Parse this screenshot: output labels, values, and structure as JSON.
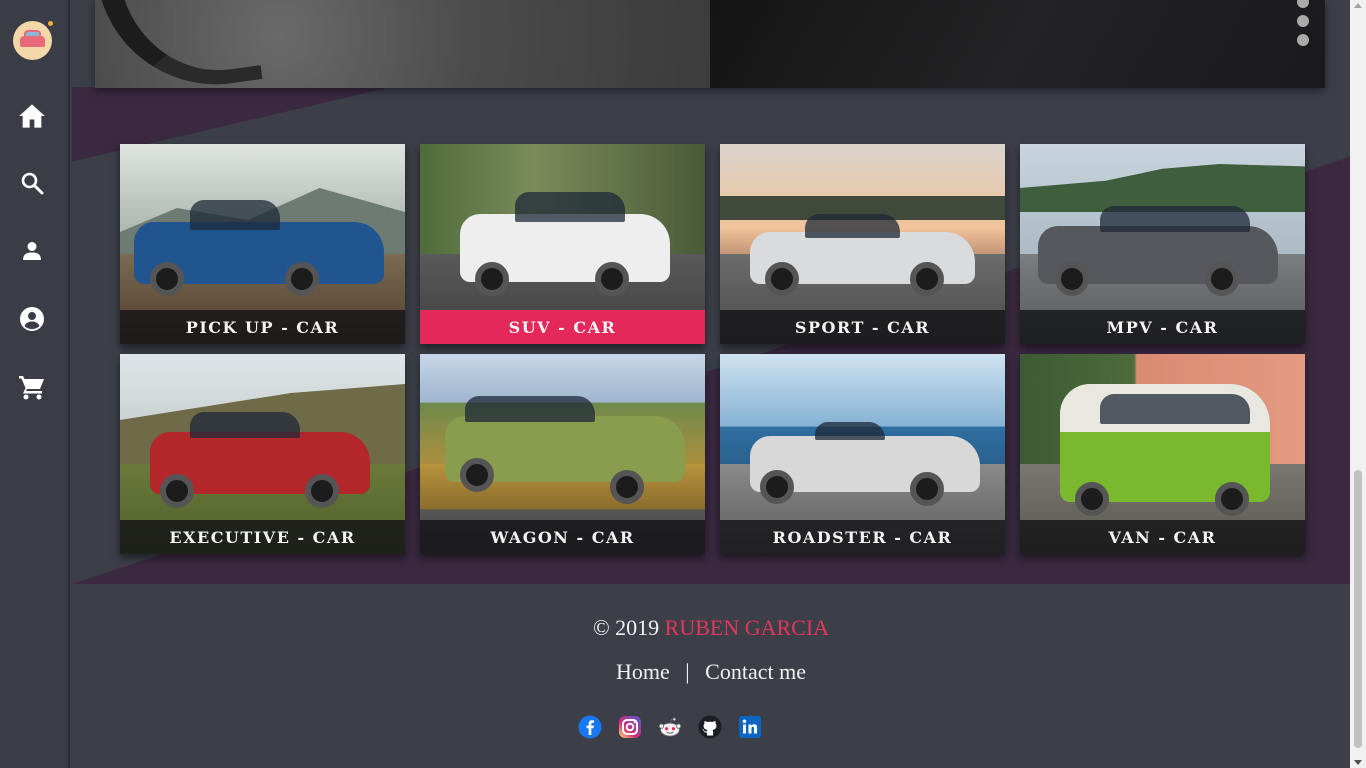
{
  "sidebar": {
    "logo_icon": "car-logo-icon",
    "items": [
      {
        "name": "home",
        "icon": "home-icon"
      },
      {
        "name": "search",
        "icon": "search-icon"
      },
      {
        "name": "user",
        "icon": "user-icon"
      },
      {
        "name": "account",
        "icon": "account-circle-icon"
      },
      {
        "name": "cart",
        "icon": "cart-icon"
      }
    ]
  },
  "cards": [
    {
      "label": "PICK UP - CAR",
      "active": false
    },
    {
      "label": "SUV - CAR",
      "active": true
    },
    {
      "label": "SPORT - CAR",
      "active": false
    },
    {
      "label": "MPV - CAR",
      "active": false
    },
    {
      "label": "EXECUTIVE - CAR",
      "active": false
    },
    {
      "label": "WAGON - CAR",
      "active": false
    },
    {
      "label": "ROADSTER - CAR",
      "active": false
    },
    {
      "label": "VAN - CAR",
      "active": false
    }
  ],
  "footer": {
    "copyright_prefix": "© 2019",
    "author": "RUBEN GARCIA",
    "links": {
      "home": "Home",
      "separator": "|",
      "contact": "Contact me"
    },
    "social": [
      "facebook-icon",
      "instagram-icon",
      "reddit-icon",
      "github-icon",
      "linkedin-icon"
    ]
  },
  "colors": {
    "accent": "#e4285a",
    "background": "#3c3f48",
    "band": "#3a2940"
  }
}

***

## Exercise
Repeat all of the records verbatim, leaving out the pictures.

## Your solution
Parse this screenshot: output labels, values, and structure as JSON.
{
  "sidebar": {
    "logo_icon": "car-logo-icon",
    "items": [
      {
        "name": "home",
        "icon": "home-icon"
      },
      {
        "name": "search",
        "icon": "search-icon"
      },
      {
        "name": "user",
        "icon": "user-icon"
      },
      {
        "name": "account",
        "icon": "account-circle-icon"
      },
      {
        "name": "cart",
        "icon": "cart-icon"
      }
    ]
  },
  "cards": [
    {
      "label": "PICK UP - CAR",
      "active": false
    },
    {
      "label": "SUV - CAR",
      "active": true
    },
    {
      "label": "SPORT - CAR",
      "active": false
    },
    {
      "label": "MPV - CAR",
      "active": false
    },
    {
      "label": "EXECUTIVE - CAR",
      "active": false
    },
    {
      "label": "WAGON - CAR",
      "active": false
    },
    {
      "label": "ROADSTER - CAR",
      "active": false
    },
    {
      "label": "VAN - CAR",
      "active": false
    }
  ],
  "footer": {
    "copyright_prefix": "© 2019",
    "author": "RUBEN GARCIA",
    "links": {
      "home": "Home",
      "separator": "|",
      "contact": "Contact me"
    },
    "social": [
      "facebook-icon",
      "instagram-icon",
      "reddit-icon",
      "github-icon",
      "linkedin-icon"
    ]
  },
  "colors": {
    "accent": "#e4285a",
    "background": "#3c3f48",
    "band": "#3a2940"
  }
}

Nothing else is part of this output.